NBCRightNow.com - Up until now the states of Washington and Colorado have been left in the dark when it comes to how the federal government wants to regulate recreational marijuana. Even states that have legalized medicinal marijuana have faced concerns, including not being able to use credit cards or checks when depositing store profits.
The Financial Crimes Enforcement Network, in coordination with the U.S. Justice Department, on Friday released guidance to clarify how banks can do business with marijuana sellers. It's another step toward enabling a legalized marijuana industry to operate in the United States.
The new guidance is intended to increase availability of financial services for legal marijuana businesses. But it still preserves the government's power to enforce criminal laws.
1. verifying with the appropriate state authorities whether the business is duly licensed and registered

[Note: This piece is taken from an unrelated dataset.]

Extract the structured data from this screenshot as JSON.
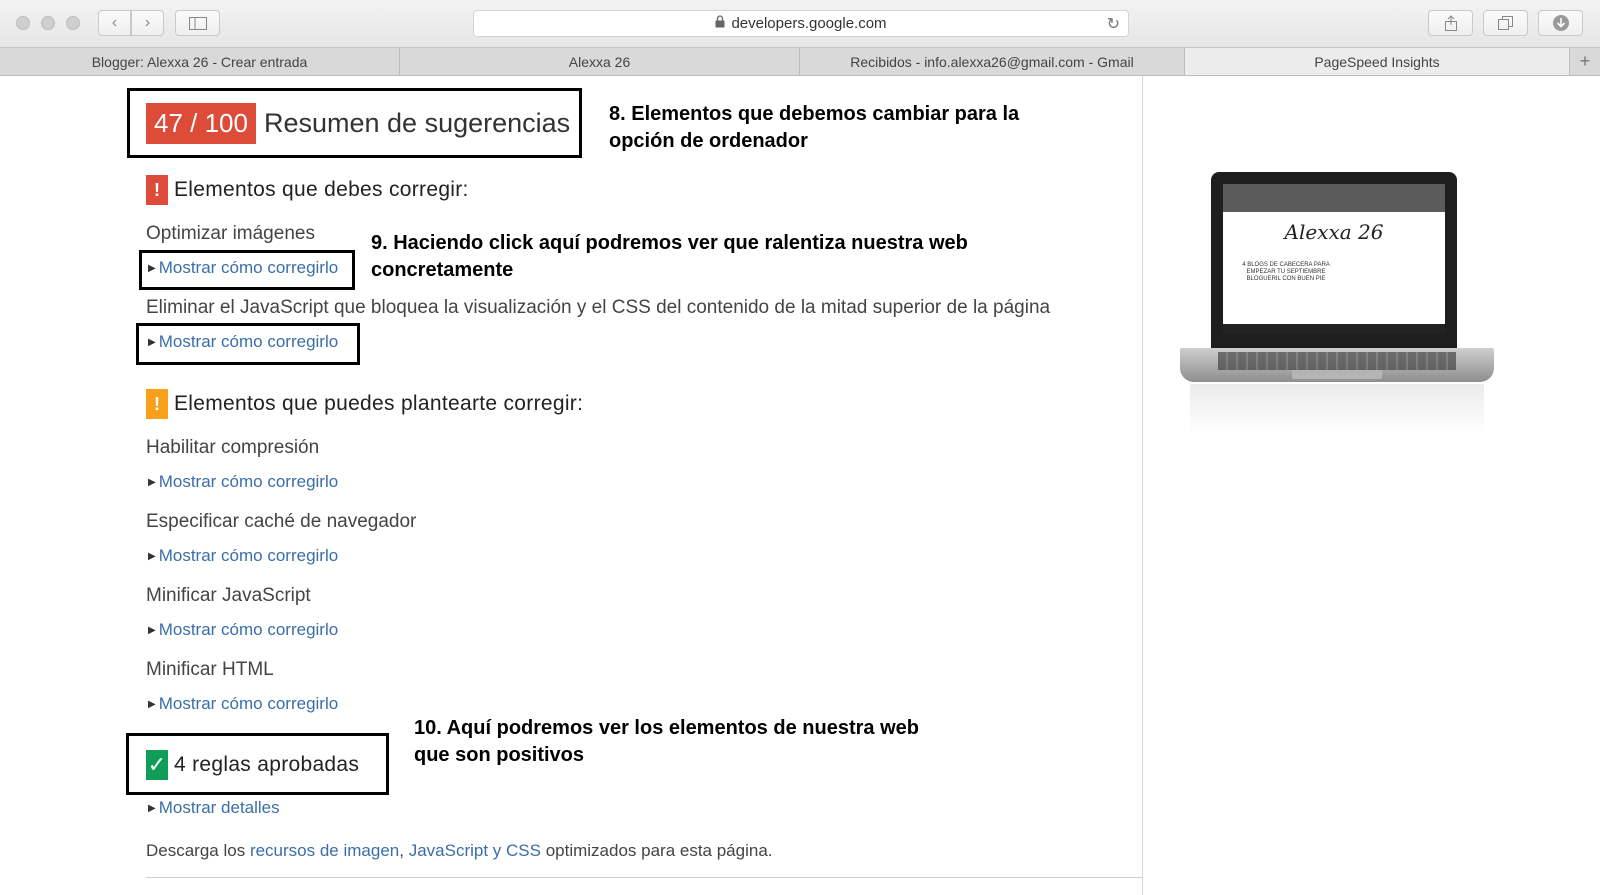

2. reviewing the license application (and related documentation) submitted by the business for obtaining a state license to operate its marijuana related business
3. requesting from state licensing and enforcement authorities available information about the business and related parties
4. developing an understanding of the normal and expected activity for the business, including the types of products to be sold and the type of customers to be served (e.g., medical versus recreational customers)
5. ongoing monitoring of publicly available sources for adverse information about the business and related parties
6. ongoing monitoring for suspicious activity, including for any of the red flags described in this guidance
7. refreshing information obtained as part of customer due diligence on a periodic basis and commensurate with the risk.
Retailers have been long awaiting Friday's announcement, since marijuana businesses only run on cash. That's because credit cards, debit cards, and checks are all tied into federal rules and regulations, and the federal government still considers marijuana an illegal drug.
Back in January, Visa, Mastercard, and American Express announced they were all forbidding credit card customers from charging marijuana, even for medical purposes. At the time, a spokesperson from Mastercard said the company was working with the Federal Government to set new rules for charging pot.
The guidance comes after Washington and Colorado became the first states in the nation to approve recreational use of marijuana. A citizens' group is hoping to make Alaska the third state to do so. The federal government, in the past, has said marijuana is a Schedule 1 drug, equivalent to drugs like heroin and meth.